Aruba, in the Carribean sea, could attract many investors
Aruba is a constituent country of the Kingdom of the Netherlands in the southern Caribbean Sea, located about 1,600 kilometres west of the main part of the Lesser Antilles and 29 kilometres north of the coast of Venezuela
Aruba is generally considered outside the hurricane belt. It has struggled to recover from the global real estate crisis of 2008, when home prices fell anywhere from 15 % to 40 %, though there have been some gains in recent years.
The market was doing very well until this year. The real estate market has slowed down in 2016.
Compounding problems have been an ongoing recession in neighboring Venezuela; a loss of value in the Canadian dollar; and the recent presidential election in the United States, which has prompted potential home buyers to hesitate. Those three countries supply the bulk of foreign home buyers in Aruba.

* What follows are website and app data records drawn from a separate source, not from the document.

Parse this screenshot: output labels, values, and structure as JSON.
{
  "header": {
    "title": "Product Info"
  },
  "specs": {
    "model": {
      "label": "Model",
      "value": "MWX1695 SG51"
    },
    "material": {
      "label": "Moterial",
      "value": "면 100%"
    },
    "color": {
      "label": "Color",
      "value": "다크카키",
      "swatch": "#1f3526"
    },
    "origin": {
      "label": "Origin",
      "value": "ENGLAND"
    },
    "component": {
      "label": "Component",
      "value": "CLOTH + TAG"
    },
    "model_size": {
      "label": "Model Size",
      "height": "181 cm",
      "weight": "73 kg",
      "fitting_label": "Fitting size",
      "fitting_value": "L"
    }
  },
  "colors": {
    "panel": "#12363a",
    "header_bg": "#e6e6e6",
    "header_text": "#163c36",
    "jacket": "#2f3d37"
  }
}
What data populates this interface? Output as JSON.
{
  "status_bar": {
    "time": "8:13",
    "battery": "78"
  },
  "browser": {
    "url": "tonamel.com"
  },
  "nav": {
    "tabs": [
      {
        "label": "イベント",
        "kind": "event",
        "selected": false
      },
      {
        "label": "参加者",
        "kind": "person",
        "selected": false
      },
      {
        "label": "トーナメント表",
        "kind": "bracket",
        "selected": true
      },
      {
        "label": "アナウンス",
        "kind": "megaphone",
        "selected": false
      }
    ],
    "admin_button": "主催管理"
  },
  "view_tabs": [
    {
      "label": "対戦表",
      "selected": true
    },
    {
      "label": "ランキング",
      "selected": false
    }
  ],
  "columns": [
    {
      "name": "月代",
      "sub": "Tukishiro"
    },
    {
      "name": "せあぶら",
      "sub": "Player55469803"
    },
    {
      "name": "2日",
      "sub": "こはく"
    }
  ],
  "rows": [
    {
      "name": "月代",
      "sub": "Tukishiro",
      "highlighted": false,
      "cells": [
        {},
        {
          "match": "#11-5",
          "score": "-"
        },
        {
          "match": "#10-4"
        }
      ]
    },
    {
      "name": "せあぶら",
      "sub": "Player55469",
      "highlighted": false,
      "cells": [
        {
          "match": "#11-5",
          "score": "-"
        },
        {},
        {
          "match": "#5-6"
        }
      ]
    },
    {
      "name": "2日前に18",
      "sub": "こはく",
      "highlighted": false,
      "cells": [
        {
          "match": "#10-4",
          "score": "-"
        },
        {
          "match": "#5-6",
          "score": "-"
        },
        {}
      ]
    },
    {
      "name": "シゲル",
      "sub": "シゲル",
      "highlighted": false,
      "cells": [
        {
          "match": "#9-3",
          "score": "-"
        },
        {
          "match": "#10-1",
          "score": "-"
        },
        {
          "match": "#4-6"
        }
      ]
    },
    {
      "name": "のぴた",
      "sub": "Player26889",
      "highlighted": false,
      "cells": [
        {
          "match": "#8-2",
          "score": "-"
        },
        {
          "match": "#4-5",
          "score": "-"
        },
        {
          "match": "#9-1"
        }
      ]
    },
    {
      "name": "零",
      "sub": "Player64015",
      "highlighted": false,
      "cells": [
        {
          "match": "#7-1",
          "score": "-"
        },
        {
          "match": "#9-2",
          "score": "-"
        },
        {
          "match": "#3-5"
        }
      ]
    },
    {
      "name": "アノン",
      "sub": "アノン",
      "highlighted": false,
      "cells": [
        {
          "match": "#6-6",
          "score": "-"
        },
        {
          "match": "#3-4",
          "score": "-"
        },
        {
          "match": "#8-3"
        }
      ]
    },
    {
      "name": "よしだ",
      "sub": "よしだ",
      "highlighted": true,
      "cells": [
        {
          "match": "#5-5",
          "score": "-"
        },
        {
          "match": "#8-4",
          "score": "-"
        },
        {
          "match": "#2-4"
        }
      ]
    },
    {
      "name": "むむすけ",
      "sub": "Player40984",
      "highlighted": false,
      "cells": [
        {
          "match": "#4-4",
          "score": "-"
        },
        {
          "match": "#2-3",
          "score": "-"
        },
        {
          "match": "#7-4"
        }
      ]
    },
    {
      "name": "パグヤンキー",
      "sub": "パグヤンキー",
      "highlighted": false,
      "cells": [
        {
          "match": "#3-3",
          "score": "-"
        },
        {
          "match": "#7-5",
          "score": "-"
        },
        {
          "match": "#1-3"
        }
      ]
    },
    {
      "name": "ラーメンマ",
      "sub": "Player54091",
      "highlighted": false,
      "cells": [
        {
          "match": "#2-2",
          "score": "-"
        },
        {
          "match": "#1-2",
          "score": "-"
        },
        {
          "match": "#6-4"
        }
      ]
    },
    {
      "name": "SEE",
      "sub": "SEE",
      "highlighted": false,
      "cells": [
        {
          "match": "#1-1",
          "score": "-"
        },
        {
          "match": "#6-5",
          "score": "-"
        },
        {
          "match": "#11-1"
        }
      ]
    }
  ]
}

The market has been better in recent years, but not much better.
Aruba is very much a buyers’ market now. The average price per square foot in Aruba is roughly half that of luxury destinations such as Anguilla or Turks and Caicos.
The typical second or vacation home would range in price between $250,000 to $600,000. However, in wealthier areas, such as Malmok and Tierra del Sol, properties can range from $950,000 for an oceanview lot up to about $9 million for beachfront properties.
The northern end of the island is the most popular with foreign home buyers, including Malmok, Noord, Palm Beach and Eagle Beach, where some new condominium projects are in the works.
North Americans are the largest group of foreign home buyers in Aruba, followed by Venezuelan investors. Aruba, though a part of the Netherlands, has relatively few Dutch buyers.